After dinner, all The Cooper participants gathered in the main auditorium of the Cooper Yeshiva for an Oneg Shabbat consisting of cakes, snacks, drinks and the anticipated appearance of Tamir Goodman. Known internationally as “The Jewish Jordan,” Tamir represents the realization of the dream of each and every player in attendance – an Orthodox, Shabbat-observant Jew who achieved basketball success on the Division I college level (at Towson State) and later professionally in Europe, earning respect not only for his commitment to basketball but also for his commitment to Judaism. How impressive was Tamir? In a room not really conducive to public speaking, you could literally hear a pin drop! Before sending the teams home, more raffles were held, with Flatbush again taking home prizes; a hometown jersey going to Senior leader Joey Dayon and, in a big surprise, one awarded to Flatbush’s own Athletic Director Eric Amkraut! (It can be seen in the Flatbush Athletic Office upon the team’s return to Brooklyn)
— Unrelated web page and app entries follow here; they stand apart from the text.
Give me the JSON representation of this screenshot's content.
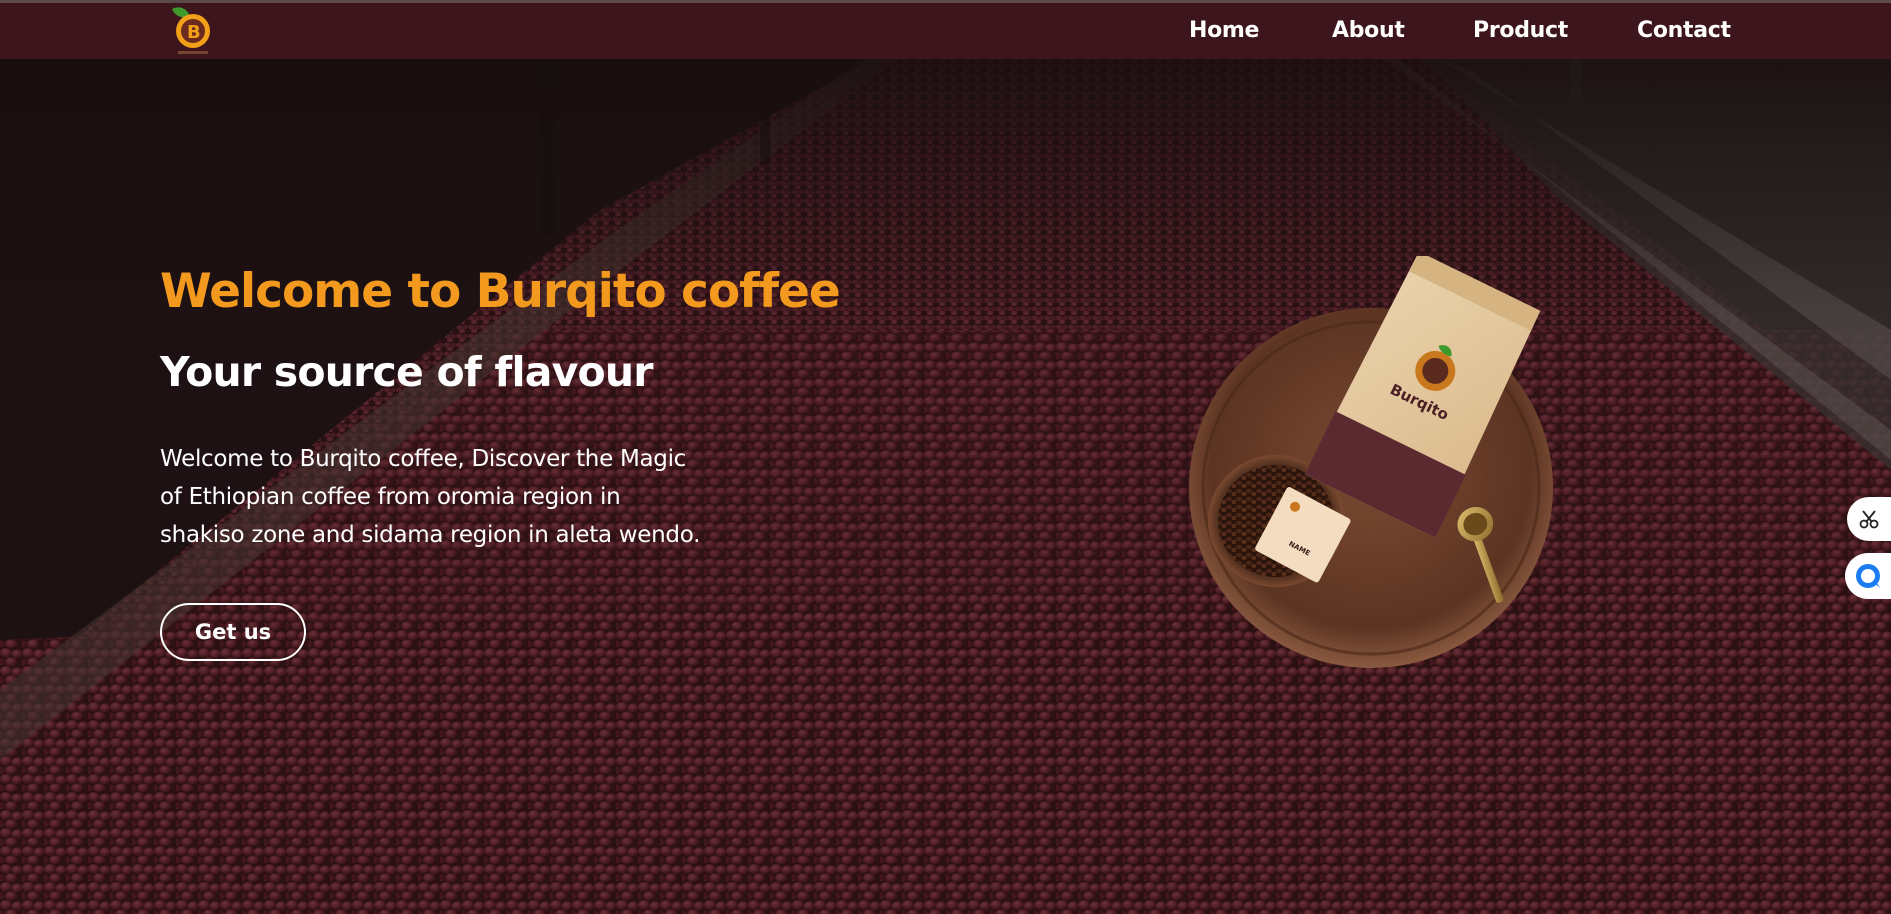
{
  "nav": {
    "logo_alt": "Burqito logo",
    "links": [
      {
        "label": "Home"
      },
      {
        "label": "About"
      },
      {
        "label": "Product"
      },
      {
        "label": "Contact"
      }
    ]
  },
  "hero": {
    "title": "Welcome to Burqito coffee",
    "subtitle": "Your source of flavour",
    "description_lines": [
      "Welcome to Burqito coffee, Discover the Magic",
      "of Ethiopian coffee from oromia region in",
      "shakiso zone and sidama region in aleta wendo."
    ],
    "cta_label": "Get us"
  },
  "product": {
    "bag_brand": "Burqito",
    "card_text": "NAME"
  },
  "side_tools": {
    "scissors_icon": "scissors-icon",
    "chat_icon": "chat-bubble-icon"
  },
  "colors": {
    "navbar": "#3d161d",
    "title_orange": "#f39a1e",
    "text": "#ffffff"
  }
}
Yom Shabbat was more of the same; The Cooper and the Memphis community coming together, sharing experiences, respecting customs and learning together. In a Sephardic minyan, Flatbush members shared leadership and participatory roles in tefilah and Torah. At lunch, players mingled further, ate together and again shared more learning and more customs. Example: after a zamir of the Ashkenaz tradition, Rabbi Lubetski of the Memphis community invited a member of the Flatbush Falcons to lead the group in a song of the Sephardic tradition. Up stepped Mayer Kamkhatchi, who stood up on his chair and led the hall in a spirited “Baruch Kevodo,” which was received with spirit and enthusiasm! As part of the program, members of 3 attending teams stood up to deliver Divrei Torah prepared in advance of the tournament. Representing Flatbush, Junior Raymond Braha delivered an expert Drash on Parshat Toledot, delving into the meaning behind the depiction of the way the Torah describes the love Yitzchak had for Eisav and the love Rivkah demonstrated for Ya’akov. Chazak U'Baruch to Raymond for his inspired teaching! (And, following, another raffle and, again, another Flatbush winner – this time for Assistant Coach Leor Friedman!)
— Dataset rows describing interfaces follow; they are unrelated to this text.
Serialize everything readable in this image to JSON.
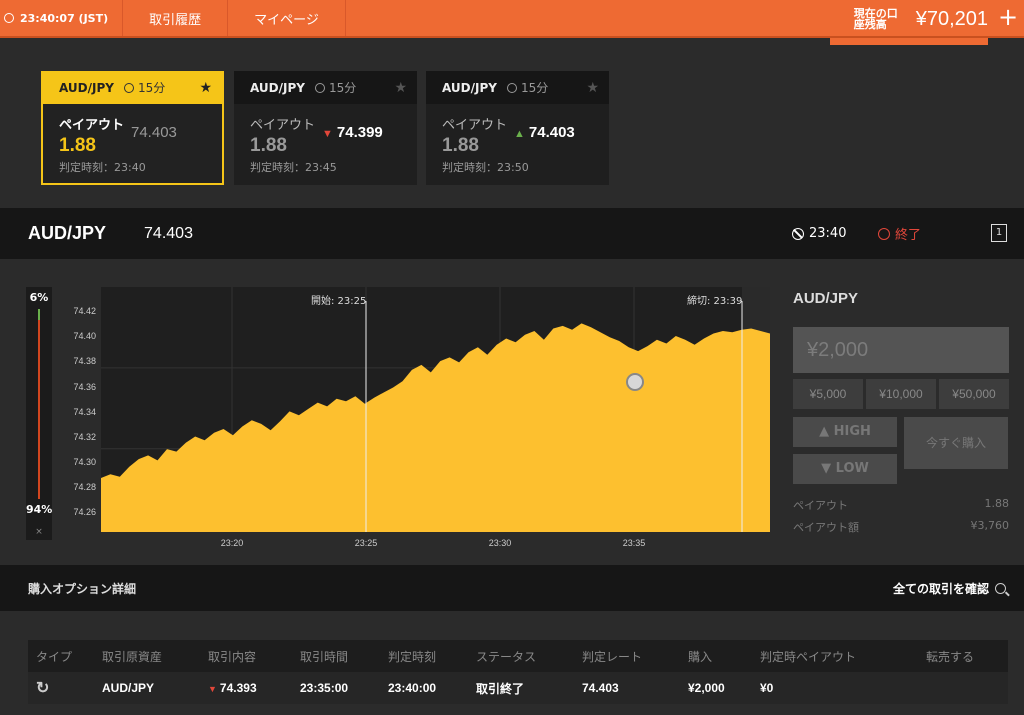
{
  "header": {
    "clock": "23:40:07 (JST)",
    "nav": [
      "取引履歴",
      "マイページ"
    ],
    "balance_label": "現在の口座残高",
    "balance_value": "¥70,201",
    "plus": "+"
  },
  "tiles": [
    {
      "pair": "AUD/JPY",
      "period": "15分",
      "payout_label": "ペイアウト",
      "payout": "1.88",
      "rate": "74.403",
      "rate_dir": "",
      "judge": "判定時刻：23:40",
      "active": true
    },
    {
      "pair": "AUD/JPY",
      "period": "15分",
      "payout_label": "ペイアウト",
      "payout": "1.88",
      "rate": "74.399",
      "rate_dir": "down",
      "judge": "判定時刻：23:45",
      "active": false
    },
    {
      "pair": "AUD/JPY",
      "period": "15分",
      "payout_label": "ペイアウト",
      "payout": "1.88",
      "rate": "74.403",
      "rate_dir": "up",
      "judge": "判定時刻：23:50",
      "active": false
    }
  ],
  "asset": {
    "name": "AUD/JPY",
    "rate": "74.403",
    "time": "23:40",
    "status": "終了"
  },
  "gauge": {
    "high_pct": "6%",
    "low_pct": "94%",
    "close": "×",
    "high_fraction": 0.06
  },
  "chart_data": {
    "type": "area",
    "yticks": [
      "74.42",
      "74.40",
      "74.38",
      "74.36",
      "74.34",
      "74.32",
      "74.30",
      "74.28",
      "74.26"
    ],
    "ylim": [
      74.245,
      74.44
    ],
    "xticks": [
      "23:20",
      "23:25",
      "23:30",
      "23:35"
    ],
    "start_label": "開始: 23:25",
    "end_label": "締切: 23:39",
    "series": [
      {
        "values": [
          74.288,
          74.291,
          74.289,
          74.297,
          74.303,
          74.306,
          74.302,
          74.311,
          74.309,
          74.316,
          74.321,
          74.318,
          74.324,
          74.327,
          74.322,
          74.329,
          74.334,
          74.331,
          74.326,
          74.333,
          74.341,
          74.338,
          74.343,
          74.348,
          74.345,
          74.351,
          74.349,
          74.353,
          74.347,
          74.352,
          74.356,
          74.36,
          74.365,
          74.374,
          74.378,
          74.372,
          74.381,
          74.384,
          74.38,
          74.388,
          74.392,
          74.386,
          74.394,
          74.399,
          74.396,
          74.402,
          74.405,
          74.398,
          74.407,
          74.409,
          74.406,
          74.411,
          74.408,
          74.404,
          74.4,
          74.397,
          74.392,
          74.389,
          74.393,
          74.398,
          74.395,
          74.401,
          74.398,
          74.394,
          74.399,
          74.403,
          74.405,
          74.404,
          74.406,
          74.407,
          74.405,
          74.403
        ]
      }
    ],
    "color": "#fdc02f"
  },
  "order": {
    "title": "AUD/JPY",
    "amount": "¥2,000",
    "presets": [
      "¥5,000",
      "¥10,000",
      "¥50,000"
    ],
    "high": "HIGH",
    "low": "LOW",
    "buy_now": "今すぐ購入",
    "payout_label": "ペイアウト",
    "payout_value": "1.88",
    "payout_amount_label": "ペイアウト額",
    "payout_amount_value": "¥3,760"
  },
  "details": {
    "title": "購入オプション詳細",
    "view_all": "全ての取引を確認",
    "columns": [
      "タイプ",
      "取引原資産",
      "取引内容",
      "取引時間",
      "判定時刻",
      "ステータス",
      "判定レート",
      "購入",
      "判定時ペイアウト",
      "転売する"
    ],
    "rows": [
      {
        "asset": "AUD/JPY",
        "content": "74.393",
        "trade_time": "23:35:00",
        "judge_time": "23:40:00",
        "status": "取引終了",
        "judge_rate": "74.403",
        "purchase": "¥2,000",
        "payout": "¥0",
        "resell": ""
      }
    ]
  }
}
After lunch, the players and coaches gathered back in the school’s Beit Midrash to hear Yanni Hufnagel, Assistant Coach for the Vanderbilt University Commodores Men’s Basketball program. Players sat on the edges of their seats as Yanni had their rapt attention as he listed a Jewish who’s who in American basketball today, from college team managers to assistant coaches to head coaches; from NBA assistant coaches to head coaches to front office personnel. His message – your basketball dream is never out of reach if you are willing to work hard for it! To illustrate, he shared the tale of the mule in the well. In short, a mule is trapped in the bottom of a well and cannot get out. The farmer and his neighbors decide it best to bury the mule there and begin shoveling sand into the well. Rather than stand still and be buried in sand, with each shovelful the stubborn mule would shake off the sand and step up on the pile, eventually rising up and stepping out of the well – the moral being no matter how bleak things look, you can achieve your goals it you just “shake it off, and step up!